.ll >> rose: so then bush-- there was an election in 2008, and barack obama was elected president. he come spodz office with what assumptions about iraq, and how did his views on iraq play out? >> well, president obama, as a candidate-- and i interviewed him twice on iraq, single subject, as a candidate-- his view was he campaigned on ae platform of taking all of the american combat brigades out inn 16 months with a date certain. >> rose: okay, then he gets into power, and he withdraws the troops. and then there are negotiations to leave some troops, which yous you believe was a significantwa mistake, that negotiation failed. and so they did not leave five, 000, or 10,000 troops there. 1 what happened? >> well, first off, withha president obama, he really did not fulfill his campaign promisf literally of taking the troops out in 16 months.s he pretted much ended up takingly them out on george bush's schedule, the end of 2011. two, the other thing is what people don't realize is the t obama administration tried to de a lot more than just take troops out. they tried to re-engineer the govern

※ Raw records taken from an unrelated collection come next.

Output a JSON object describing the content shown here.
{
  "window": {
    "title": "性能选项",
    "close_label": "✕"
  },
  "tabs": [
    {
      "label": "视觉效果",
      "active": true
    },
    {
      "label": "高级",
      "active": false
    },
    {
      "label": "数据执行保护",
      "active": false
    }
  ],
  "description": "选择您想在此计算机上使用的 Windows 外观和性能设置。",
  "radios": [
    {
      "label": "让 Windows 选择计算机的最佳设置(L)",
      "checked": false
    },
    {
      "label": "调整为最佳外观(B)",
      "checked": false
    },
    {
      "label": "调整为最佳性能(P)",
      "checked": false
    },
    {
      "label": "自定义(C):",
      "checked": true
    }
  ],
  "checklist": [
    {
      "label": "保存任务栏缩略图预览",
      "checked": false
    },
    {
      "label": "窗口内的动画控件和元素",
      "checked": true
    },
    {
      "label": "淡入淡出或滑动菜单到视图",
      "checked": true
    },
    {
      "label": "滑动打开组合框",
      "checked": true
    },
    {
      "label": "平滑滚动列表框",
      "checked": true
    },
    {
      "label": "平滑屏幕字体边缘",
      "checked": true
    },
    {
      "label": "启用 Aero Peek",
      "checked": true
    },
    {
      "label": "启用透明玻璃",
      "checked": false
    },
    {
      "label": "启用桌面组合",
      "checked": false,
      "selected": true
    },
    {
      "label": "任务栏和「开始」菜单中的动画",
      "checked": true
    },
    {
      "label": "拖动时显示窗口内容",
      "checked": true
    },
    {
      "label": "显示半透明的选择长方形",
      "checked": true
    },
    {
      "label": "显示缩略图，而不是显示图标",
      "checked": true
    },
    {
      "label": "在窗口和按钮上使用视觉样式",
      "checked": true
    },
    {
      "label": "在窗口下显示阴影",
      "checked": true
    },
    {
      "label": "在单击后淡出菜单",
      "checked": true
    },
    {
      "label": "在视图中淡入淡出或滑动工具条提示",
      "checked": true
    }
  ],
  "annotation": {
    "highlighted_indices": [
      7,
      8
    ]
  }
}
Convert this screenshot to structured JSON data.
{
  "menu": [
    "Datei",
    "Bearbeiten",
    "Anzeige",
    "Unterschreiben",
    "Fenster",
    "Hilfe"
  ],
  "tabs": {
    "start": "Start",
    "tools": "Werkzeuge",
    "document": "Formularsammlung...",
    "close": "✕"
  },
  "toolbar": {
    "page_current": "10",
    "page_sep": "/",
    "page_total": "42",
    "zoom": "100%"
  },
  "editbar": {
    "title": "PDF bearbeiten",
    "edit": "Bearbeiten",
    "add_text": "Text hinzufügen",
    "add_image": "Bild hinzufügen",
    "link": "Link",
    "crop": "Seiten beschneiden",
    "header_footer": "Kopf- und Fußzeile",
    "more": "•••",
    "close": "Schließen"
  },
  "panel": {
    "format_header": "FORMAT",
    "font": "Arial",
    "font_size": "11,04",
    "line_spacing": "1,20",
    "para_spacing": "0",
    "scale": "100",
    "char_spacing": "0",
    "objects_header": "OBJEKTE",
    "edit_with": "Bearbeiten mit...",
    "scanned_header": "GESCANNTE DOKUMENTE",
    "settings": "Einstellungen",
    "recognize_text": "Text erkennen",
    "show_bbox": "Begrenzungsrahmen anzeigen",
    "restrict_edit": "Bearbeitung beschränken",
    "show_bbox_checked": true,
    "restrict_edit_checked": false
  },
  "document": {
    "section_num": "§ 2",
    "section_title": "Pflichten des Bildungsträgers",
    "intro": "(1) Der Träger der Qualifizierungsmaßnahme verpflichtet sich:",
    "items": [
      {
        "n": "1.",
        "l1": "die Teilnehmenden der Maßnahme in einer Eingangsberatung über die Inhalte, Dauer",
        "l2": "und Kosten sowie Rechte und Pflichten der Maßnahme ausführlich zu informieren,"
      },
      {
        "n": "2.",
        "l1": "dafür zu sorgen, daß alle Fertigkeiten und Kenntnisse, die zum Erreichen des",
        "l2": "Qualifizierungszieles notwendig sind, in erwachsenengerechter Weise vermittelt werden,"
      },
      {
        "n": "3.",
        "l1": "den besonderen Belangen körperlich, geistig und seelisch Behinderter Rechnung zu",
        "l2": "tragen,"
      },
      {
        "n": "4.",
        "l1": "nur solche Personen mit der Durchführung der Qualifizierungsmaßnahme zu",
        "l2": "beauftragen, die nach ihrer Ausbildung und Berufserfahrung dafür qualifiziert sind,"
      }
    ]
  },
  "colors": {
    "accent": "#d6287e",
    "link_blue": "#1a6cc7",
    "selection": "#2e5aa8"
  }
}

hurt from the elections. and one of the criticisms leveled at him was he mismanaged the relationship with the united states. and here was the president all smiles and friendship and patting each other on the back. that was very good for mr. netanyahu. he relished it and he took advantage of it. but this was the first cause. the second cost somewhat less tasty for the prime minister. >> rose: what is less tasty for him? >> he himself endorsed or reendorsed the idea of two state solution for a palestinian state. but his concept of a state or his concept of a settlement is more modest than that of president obama. and when secretary of state kerry returns to the region in a short while to pursue the work, these differences will surface. they were not-- they came out unilaterally by the president in the speech but they will come up fully when secretary kerry returns to the region. >> rose: but how did barack obama come to the presidency with what attitudes did israel, what commitments, what sense of significance for him? >> i think you have two book ends to this story. the cairo speech o
's the only prime minister that has won back-to-back elections sequentially and the fact is he's challenged now by two upstarts. lapid and bennett, both of whom are not focused in the main on foreign policy and security issues but on social and economicnes so it's a paradox, in order to maintain his relevance as a foreign policy national security guy-- which is his strong suit-- the fact is he does need a better relationship with obama because obama holds the key on that front, certainly on iran. >> reporter: speaking of iran-- and i'll come back to that relationship-- is what the president saided in an interview with israeli television, will that comfort israelis? >> it certainly should comfort israelis. after all, the record suggests that the administration has worked very, very hard on the iranian challenge and the president has said that take my word, we're not interested in containing iran, we're interested in preventing iran from developing nuclear technology. i think it should assuage israelis who are concerned about this issue i wonder why-- and this seems to be part of the conversa
Search Results 0 to 12 of about 13 (some duplicates have been removed)